I am a loyal person. I went to the same hairdresser for 15 years until I moved three time zones away; I was a flight attendant for a decade before I became a mom; my favorite black cashmere sweater has been in my closet longer than my oldest son has been alive. So it should come as no surprise that I am loyal to my food.
The Husband and I have a small rotation of preferred restaurants in Crazy Town, and we typically eat out once a week. We walk in, we’re seated, and within two minutes we’ve ordered without ever glancing at a menu. We are not merely creatures of habit, we are minions of a rut.
The Husband looks up at me one evening across the restaurant table over (surprise) Mediterranean pizza no olives and says, “You know, they also have other kinds of pizza, and even lasagna. I think.”
I laugh at him. “But what if it tastes yucky?” I say, channeling the five-year-old. “I don’t want to take that risk. The Mediterranean has always been good, every time.”
I used to be adventurous. There was a time in my life when I would travel through Europe, ignorant of the local language, and simply point to something on the menu. I’d internally congratulate myself on stepping out of my world of repetition to try something new and different.

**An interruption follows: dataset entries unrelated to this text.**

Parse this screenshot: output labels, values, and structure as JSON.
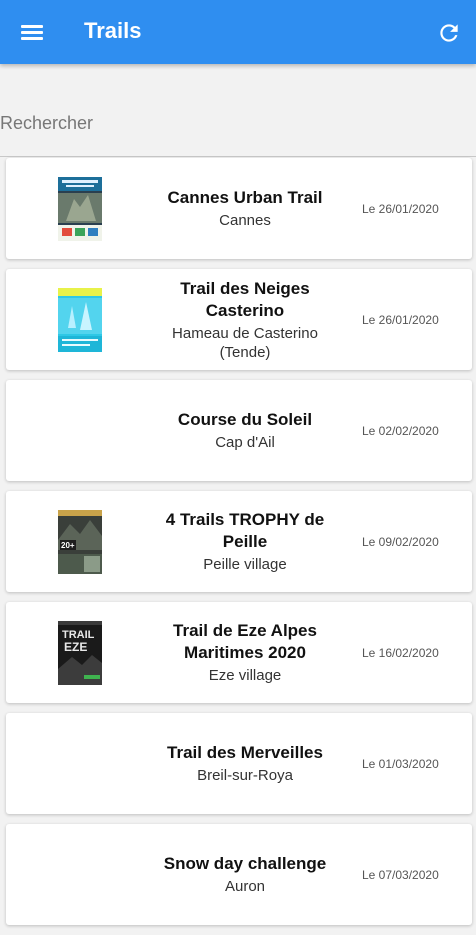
{
  "appbar": {
    "title": "Trails",
    "menu_icon": "menu-icon",
    "refresh_icon": "refresh-icon",
    "color": "#2f8ef0"
  },
  "search": {
    "placeholder": "Rechercher",
    "value": ""
  },
  "events": [
    {
      "name": "Cannes Urban Trail",
      "place": "Cannes",
      "date": "Le 26/01/2020",
      "thumb": "poster-cannes"
    },
    {
      "name": "Trail des Neiges Casterino",
      "place": "Hameau de Casterino (Tende)",
      "date": "Le 26/01/2020",
      "thumb": "poster-neiges"
    },
    {
      "name": "Course du Soleil",
      "place": "Cap d'Ail",
      "date": "Le 02/02/2020",
      "thumb": ""
    },
    {
      "name": "4 Trails TROPHY de Peille",
      "place": "Peille village",
      "date": "Le 09/02/2020",
      "thumb": "poster-peille"
    },
    {
      "name": "Trail de Eze Alpes Maritimes 2020",
      "place": "Eze village",
      "date": "Le 16/02/2020",
      "thumb": "poster-eze"
    },
    {
      "name": "Trail des Merveilles",
      "place": "Breil-sur-Roya",
      "date": "Le 01/03/2020",
      "thumb": ""
    },
    {
      "name": "Snow day challenge",
      "place": "Auron",
      "date": "Le 07/03/2020",
      "thumb": ""
    }
  ],
  "posters": {
    "poster-cannes": {
      "words": []
    },
    "poster-neiges": {
      "words": []
    },
    "poster-peille": {
      "words": [
        "20+"
      ]
    },
    "poster-eze": {
      "words": [
        "TRAIL",
        "EZE"
      ]
    }
  }
}
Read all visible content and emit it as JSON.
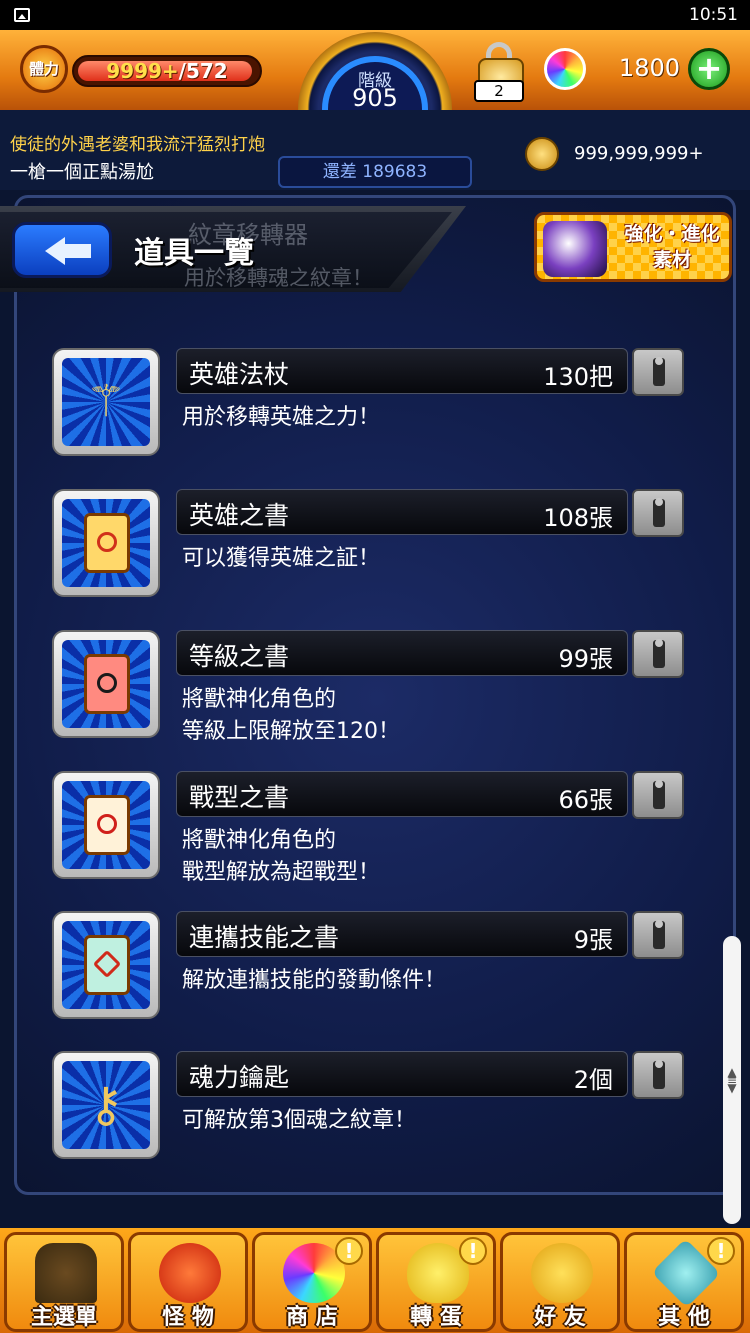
{
  "status_bar": {
    "time": "10:51"
  },
  "top_bar": {
    "stamina_label": "體力",
    "stamina_current": "9999+",
    "stamina_max": "/572",
    "rank_label": "階級",
    "rank_value": "905",
    "lock_count": "2",
    "orb_count": "1800",
    "remaining_exp": "還差 189683",
    "gold_count": "999,999,999+"
  },
  "ticker": {
    "line1": "使徒的外遇老婆和我流汗猛烈打炮",
    "line2": "一槍一個正點湯尬"
  },
  "header": {
    "title": "道具一覽",
    "ghost_item_name": "紋章移轉器",
    "ghost_item_desc": "用於移轉魂之紋章！",
    "promo_line1": "強化・進化",
    "promo_line2": "素材"
  },
  "items": [
    {
      "name": "英雄法杖",
      "count": "130把",
      "desc": "用於移轉英雄之力！",
      "icon": "staff-icon"
    },
    {
      "name": "英雄之書",
      "count": "108張",
      "desc": "可以獲得英雄之証！",
      "icon": "hero-scroll-icon"
    },
    {
      "name": "等級之書",
      "count": "99張",
      "desc": "將獸神化角色的\n等級上限解放至120！",
      "icon": "level-scroll-icon"
    },
    {
      "name": "戰型之書",
      "count": "66張",
      "desc": "將獸神化角色的\n戰型解放為超戰型！",
      "icon": "battle-type-scroll-icon"
    },
    {
      "name": "連攜技能之書",
      "count": "9張",
      "desc": "解放連攜技能的發動條件！",
      "icon": "combo-skill-scroll-icon"
    },
    {
      "name": "魂力鑰匙",
      "count": "2個",
      "desc": "可解放第3個魂之紋章！",
      "icon": "soul-key-icon"
    }
  ],
  "bottom_nav": [
    {
      "label": "主選單",
      "icon": "home-gate-icon",
      "alert": false
    },
    {
      "label": "怪 物",
      "icon": "monster-icon",
      "alert": false
    },
    {
      "label": "商 店",
      "icon": "rainbow-orb-icon",
      "alert": true
    },
    {
      "label": "轉 蛋",
      "icon": "gacha-egg-icon",
      "alert": true
    },
    {
      "label": "好 友",
      "icon": "friends-balloon-icon",
      "alert": false
    },
    {
      "label": "其 他",
      "icon": "question-sign-icon",
      "alert": true
    }
  ],
  "colors": {
    "accent_orange": "#f08a0e",
    "panel_blue": "#101c48",
    "rank_ring_blue": "#2a8cff"
  }
}
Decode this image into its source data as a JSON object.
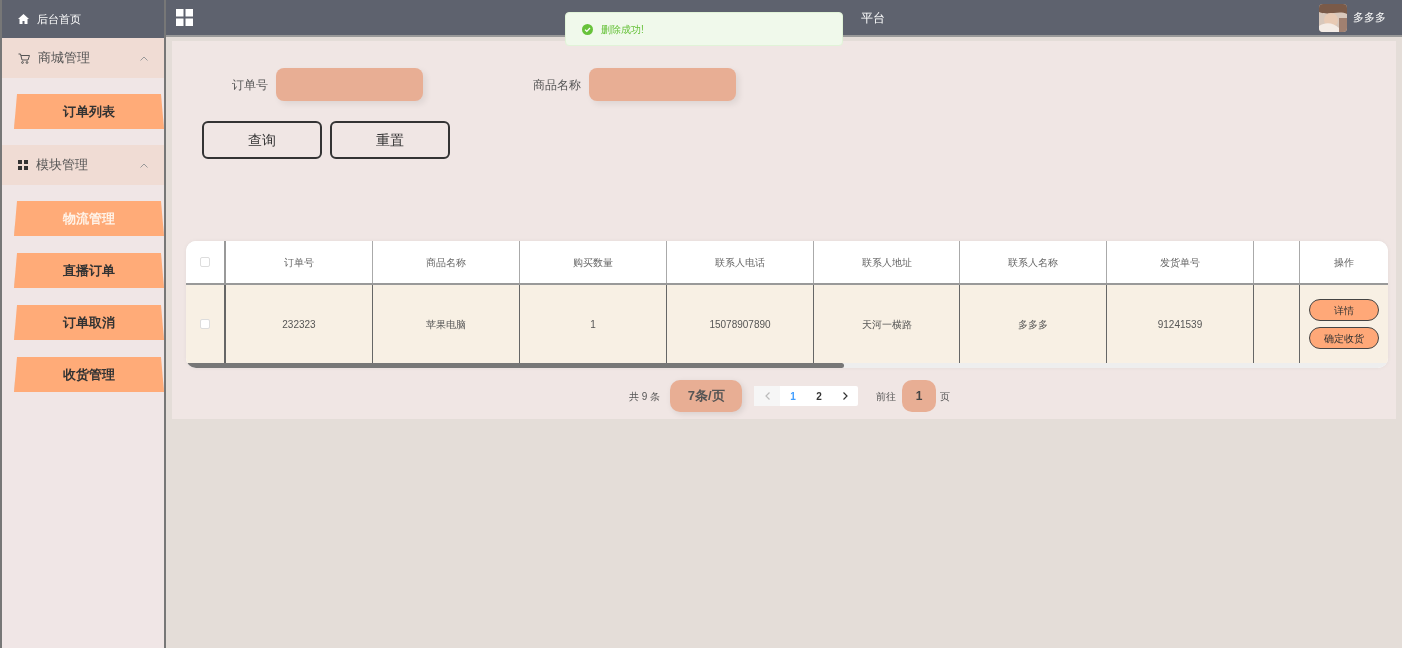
{
  "sidebar": {
    "home": "后台首页",
    "groups": [
      {
        "label": "商城管理",
        "expanded": true,
        "items": [
          {
            "label": "订单列表",
            "selected": false
          }
        ]
      },
      {
        "label": "模块管理",
        "expanded": true,
        "items": [
          {
            "label": "物流管理",
            "selected": true
          },
          {
            "label": "直播订单",
            "selected": false
          },
          {
            "label": "订单取消",
            "selected": false
          },
          {
            "label": "收货管理",
            "selected": false
          }
        ]
      }
    ]
  },
  "header": {
    "title": "平台",
    "user": "多多多"
  },
  "toast": {
    "message": "删除成功!"
  },
  "search": {
    "fields": [
      {
        "label": "订单号"
      },
      {
        "label": "商品名称"
      }
    ],
    "buttons": [
      "查询",
      "重置"
    ]
  },
  "table": {
    "columns": [
      "订单号",
      "商品名称",
      "购买数量",
      "联系人电话",
      "联系人地址",
      "联系人名称",
      "发货单号",
      "",
      "操作"
    ],
    "rows": [
      {
        "checked": false,
        "cells": [
          "232323",
          "苹果电脑",
          "1",
          "15078907890",
          "天河一横路",
          "多多多",
          "91241539"
        ],
        "actions": [
          "详情",
          "确定收货"
        ]
      }
    ],
    "header_checked": false
  },
  "pagination": {
    "total": "共 9 条",
    "page_size": "7条/页",
    "pages": [
      {
        "label": "1",
        "selected": true
      },
      {
        "label": "2",
        "selected": false
      }
    ],
    "goto": "前往",
    "goto_value": "1",
    "goto_unit": "页"
  }
}
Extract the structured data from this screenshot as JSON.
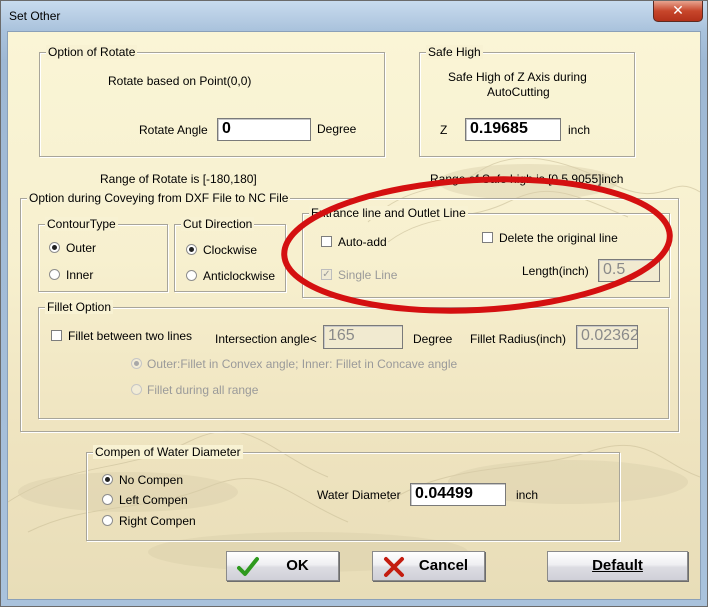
{
  "window": {
    "title": "Set Other",
    "close_glyph": "✕"
  },
  "rotate": {
    "group_title": "Option of Rotate",
    "description": "Rotate based on Point(0,0)",
    "angle_label": "Rotate Angle",
    "angle_value": "0",
    "unit": "Degree",
    "range_text": "Range of Rotate is [-180,180]"
  },
  "safe_high": {
    "group_title": "Safe High",
    "description_line1": "Safe High of Z Axis during",
    "description_line2": "AutoCutting",
    "z_label": "Z",
    "z_value": "0.19685",
    "unit": "inch",
    "range_text": "Range of Safe high is [0.5,9055]inch"
  },
  "dxf_option": {
    "group_title": "Option during Coveying from DXF File to NC File",
    "contour_type": {
      "title": "ContourType",
      "options": [
        {
          "label": "Outer",
          "checked": true
        },
        {
          "label": "Inner",
          "checked": false
        }
      ]
    },
    "cut_direction": {
      "title": "Cut Direction",
      "options": [
        {
          "label": "Clockwise",
          "checked": true
        },
        {
          "label": "Anticlockwise",
          "checked": false
        }
      ]
    },
    "entrance": {
      "title": "Entrance line and Outlet Line",
      "auto_add_label": "Auto-add",
      "auto_add_checked": false,
      "single_line_label": "Single Line",
      "single_line_checked": true,
      "delete_original_label": "Delete the original line",
      "delete_original_checked": false,
      "length_label": "Length(inch)",
      "length_value": "0.5"
    },
    "fillet": {
      "title": "Fillet Option",
      "between_lines_label": "Fillet between two lines",
      "between_lines_checked": false,
      "intersection_label": "Intersection angle<",
      "intersection_value": "165",
      "intersection_unit": "Degree",
      "radius_label": "Fillet Radius(inch)",
      "radius_value": "0.02362",
      "option_convex": "Outer:Fillet in Convex angle; Inner: Fillet in Concave angle",
      "option_all_range": "Fillet during all range"
    }
  },
  "water": {
    "group_title": "Compen of Water Diameter",
    "options": [
      {
        "label": "No Compen",
        "checked": true
      },
      {
        "label": "Left Compen",
        "checked": false
      },
      {
        "label": "Right Compen",
        "checked": false
      }
    ],
    "diameter_label": "Water Diameter",
    "diameter_value": "0.04499",
    "unit": "inch"
  },
  "buttons": {
    "ok": "OK",
    "cancel": "Cancel",
    "default": "Default"
  },
  "colors": {
    "annotation_ellipse": "#d41010",
    "ok_check": "#2f9a1e",
    "cancel_x": "#c41c10"
  }
}
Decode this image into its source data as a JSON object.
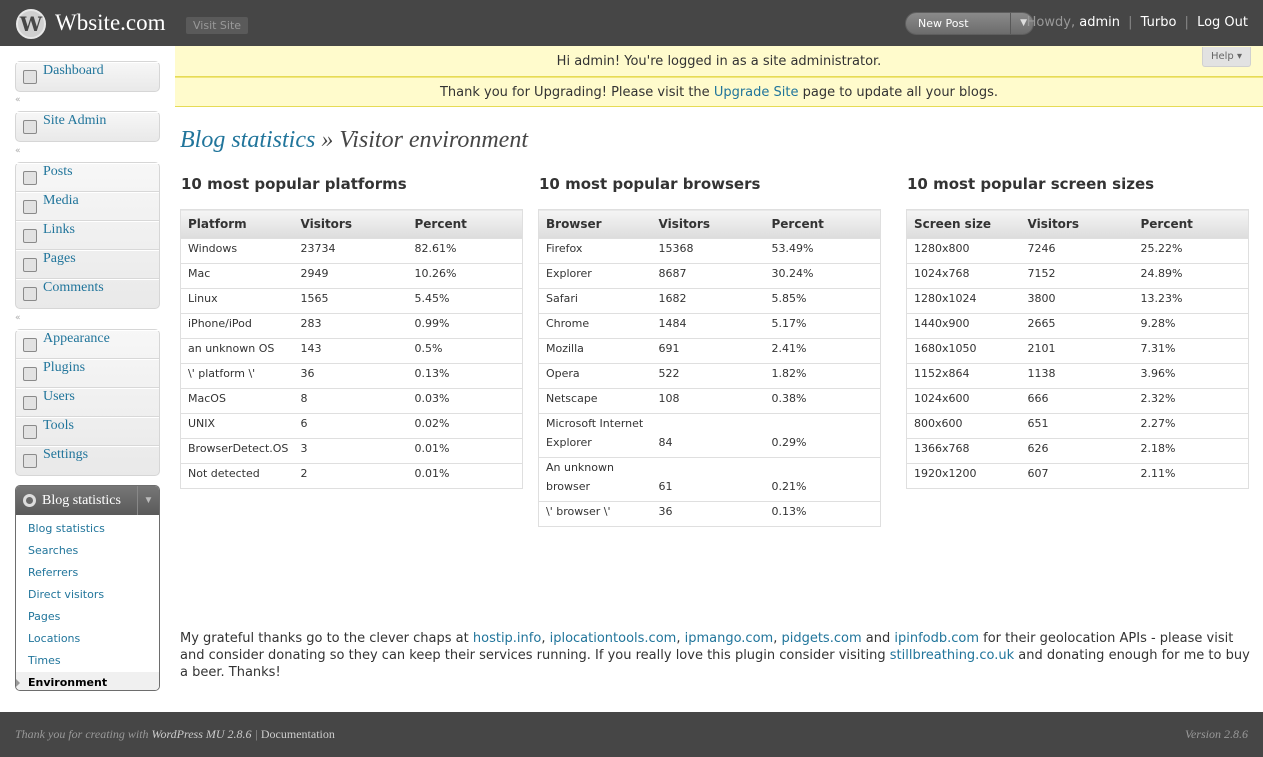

Those days are over. Familiarity does not breed contempt; it breeds happiness or at least a good taste in my mouth.
The next week, we are at the local seafood place. A waiter I’ve never seen before says, “Scallops over rice, and a side of grilled asparagus for you, Professor MOV?”
“How did you know my name and my order?!” I ask, dumbfounded.
“My manager told me.” He smiles, delighted in the knowledge that his tip will surpass the standard 20%.
The following week, we are settling into our habitual booth at the local burger dive. I hear The Husband tell the waiter, “Four burgers, two with cheese, three fries no salt, three strawberry shakes, an iced-tea, and an ice-water.”
“NO!” I shout, unaware that my voice can carry so far and so loud. “I don’t want that! I want something different!”
The restaurant goes silent. The seven or so people there (this includes the three others at our table, plus the waiter) swivel to me, waiting to find out what I’ll say next.
“I would like my water without ice.”
Baby steps, baby steps.